City councilmembers are pushing back against the effort to rip up parts of Coney Island’s Reigelmann Boardwalk and replace the wood planks with recycled materials and concrete.
All but one of the council’s 50 active members have signed on to support a resolution introduced by councilmen Mark Treyger and Chaim Deutsch requesting the boardwalk be designated a scenic landmark.
“The Boardwalk is one of our community’s most precious assets,” Treyger said in a press release sent by his office. “This beloved local treasure deserves official status so that its defining structural and aesthetic characteristics are preserved and protected.”
The resolution would not grant landmark status to the iconic 93-year-old structure. Instead, it calls on Landmarks Preservation Commission (LPC) to provide the designation, which would recognize the boardwalk as one of the city’s historic locations and prevent future changes from being done without a public review.
“The Landmarks Preservation Commission needs to recognize the cultural significance of the boardwalk and preserve its character for future generations,” said Deutsch.
Several community leaders and advocates have also argued the wooden planks provide greater protection against storms surges than the new materials. Concrete does not flood waters to drain and increases the risk of beach erosion and flooding during storms, they say. So far the city, has rebuffed requests for a study to look into the advantages of wood versus other materials.

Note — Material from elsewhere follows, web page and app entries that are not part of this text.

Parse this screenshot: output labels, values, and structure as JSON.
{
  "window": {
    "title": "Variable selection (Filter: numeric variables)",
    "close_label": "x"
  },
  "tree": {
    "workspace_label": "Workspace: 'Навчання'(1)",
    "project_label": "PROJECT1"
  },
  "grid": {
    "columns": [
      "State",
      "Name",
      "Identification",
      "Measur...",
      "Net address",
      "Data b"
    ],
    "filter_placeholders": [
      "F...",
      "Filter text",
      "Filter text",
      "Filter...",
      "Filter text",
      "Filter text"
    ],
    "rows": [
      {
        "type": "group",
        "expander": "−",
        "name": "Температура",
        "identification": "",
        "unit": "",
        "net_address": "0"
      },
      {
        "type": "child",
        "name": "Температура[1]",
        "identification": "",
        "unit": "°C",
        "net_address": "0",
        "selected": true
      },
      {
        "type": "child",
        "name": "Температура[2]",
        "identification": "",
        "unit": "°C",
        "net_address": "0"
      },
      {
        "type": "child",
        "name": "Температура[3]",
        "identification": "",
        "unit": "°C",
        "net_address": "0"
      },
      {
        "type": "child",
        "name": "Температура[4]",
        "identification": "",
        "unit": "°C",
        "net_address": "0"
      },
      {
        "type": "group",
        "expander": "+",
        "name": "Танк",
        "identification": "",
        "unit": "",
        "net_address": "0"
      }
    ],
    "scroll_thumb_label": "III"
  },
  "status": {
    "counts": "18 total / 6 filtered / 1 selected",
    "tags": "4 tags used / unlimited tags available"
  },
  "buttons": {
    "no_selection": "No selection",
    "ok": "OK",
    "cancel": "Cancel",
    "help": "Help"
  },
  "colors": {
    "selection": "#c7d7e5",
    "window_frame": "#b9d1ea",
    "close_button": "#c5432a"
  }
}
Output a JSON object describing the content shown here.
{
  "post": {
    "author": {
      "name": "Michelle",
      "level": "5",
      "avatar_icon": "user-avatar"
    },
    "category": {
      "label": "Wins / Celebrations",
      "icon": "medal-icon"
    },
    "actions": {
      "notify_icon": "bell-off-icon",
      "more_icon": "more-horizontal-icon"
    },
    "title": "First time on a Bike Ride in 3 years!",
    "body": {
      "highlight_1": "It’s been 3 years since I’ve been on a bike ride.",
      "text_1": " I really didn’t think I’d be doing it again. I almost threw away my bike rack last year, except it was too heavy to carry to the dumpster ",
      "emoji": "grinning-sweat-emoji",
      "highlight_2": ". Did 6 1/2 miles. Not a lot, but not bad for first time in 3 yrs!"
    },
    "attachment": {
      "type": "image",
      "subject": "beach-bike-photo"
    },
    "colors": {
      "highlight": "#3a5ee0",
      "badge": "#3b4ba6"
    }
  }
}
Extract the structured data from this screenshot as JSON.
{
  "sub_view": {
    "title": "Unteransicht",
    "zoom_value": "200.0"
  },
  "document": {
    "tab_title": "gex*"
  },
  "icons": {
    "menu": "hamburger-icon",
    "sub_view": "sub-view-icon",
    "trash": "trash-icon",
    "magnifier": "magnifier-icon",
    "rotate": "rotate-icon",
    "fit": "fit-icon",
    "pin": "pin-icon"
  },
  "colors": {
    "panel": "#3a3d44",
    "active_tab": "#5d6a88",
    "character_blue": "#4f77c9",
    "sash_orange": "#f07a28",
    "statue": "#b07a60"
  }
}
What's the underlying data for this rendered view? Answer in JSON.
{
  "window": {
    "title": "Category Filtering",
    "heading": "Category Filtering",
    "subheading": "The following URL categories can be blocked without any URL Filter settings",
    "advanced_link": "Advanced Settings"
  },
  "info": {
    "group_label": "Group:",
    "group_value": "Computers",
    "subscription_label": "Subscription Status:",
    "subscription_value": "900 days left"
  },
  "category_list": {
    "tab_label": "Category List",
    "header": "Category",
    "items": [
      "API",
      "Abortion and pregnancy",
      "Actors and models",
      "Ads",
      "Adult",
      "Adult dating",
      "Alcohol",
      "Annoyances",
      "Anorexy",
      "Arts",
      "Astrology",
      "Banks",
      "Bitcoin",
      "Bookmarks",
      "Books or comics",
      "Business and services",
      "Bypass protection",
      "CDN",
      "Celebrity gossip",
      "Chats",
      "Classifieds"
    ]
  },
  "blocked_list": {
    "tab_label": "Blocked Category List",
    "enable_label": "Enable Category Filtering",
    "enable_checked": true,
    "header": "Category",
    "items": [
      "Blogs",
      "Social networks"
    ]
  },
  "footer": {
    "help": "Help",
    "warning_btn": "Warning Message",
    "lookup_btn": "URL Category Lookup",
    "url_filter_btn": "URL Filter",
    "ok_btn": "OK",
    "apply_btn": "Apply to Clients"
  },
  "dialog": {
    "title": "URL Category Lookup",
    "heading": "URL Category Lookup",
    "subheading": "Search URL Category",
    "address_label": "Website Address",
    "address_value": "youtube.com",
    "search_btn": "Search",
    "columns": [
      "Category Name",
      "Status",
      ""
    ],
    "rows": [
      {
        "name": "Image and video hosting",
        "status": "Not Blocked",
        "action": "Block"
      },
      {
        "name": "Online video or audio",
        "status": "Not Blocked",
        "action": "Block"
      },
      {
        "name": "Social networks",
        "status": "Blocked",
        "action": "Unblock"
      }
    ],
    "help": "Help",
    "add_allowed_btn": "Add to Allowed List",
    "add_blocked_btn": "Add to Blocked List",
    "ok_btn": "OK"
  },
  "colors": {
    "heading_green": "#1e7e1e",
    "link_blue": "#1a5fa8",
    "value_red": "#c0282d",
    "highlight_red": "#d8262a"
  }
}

“The Riegelmann Boardwalk is Southern Brooklyn’s first line of defense against floodwaters, and keeping it as a wooden structure is important for our resiliency. Our wooden boardwalk has survived many storms, including Hurricane Sandy, with minimal or no damage,” said Deutsch.
Public Advocate Letitia James has also thrown her support behind the resolution, as have Comptroller Scott Stringer, Borough President Eric Adams, Congressman Hakeem Jeffries and several state legislators.
“Those classic wooden planks have witnessed New York legends ranging from Fiorello La Guardia and John Lindsay to David Dinkins – as well as millions from around the world who came to visit the greatest city in the world,” said Jeffries. “Replacing them now would be akin to knocking down the Empire State or Chrysler Building.”
The LPC has already rejected previous requests by Treyger requests to landmark the boardwalk. The commission has argued the structure has been altered too much since its construction to be designated a landmark. However, advocates argue that without the designation, the boardwalk is in danger of losing its character and charm.
Brooklyn already has three scenic landmarks: Prospect Park, Eastern Parkway and Ocean Parkway, the Daily News reports.
“Coney Island’s historic Boardwalk is endangered, and if nothing is done, it will soon be transformed into an ugly concrete sidewalk,” said Charles Denson, director of the Coney Island History Project. “The Boardwalk needs recognition, care, and respect in order to preserve and protect it.”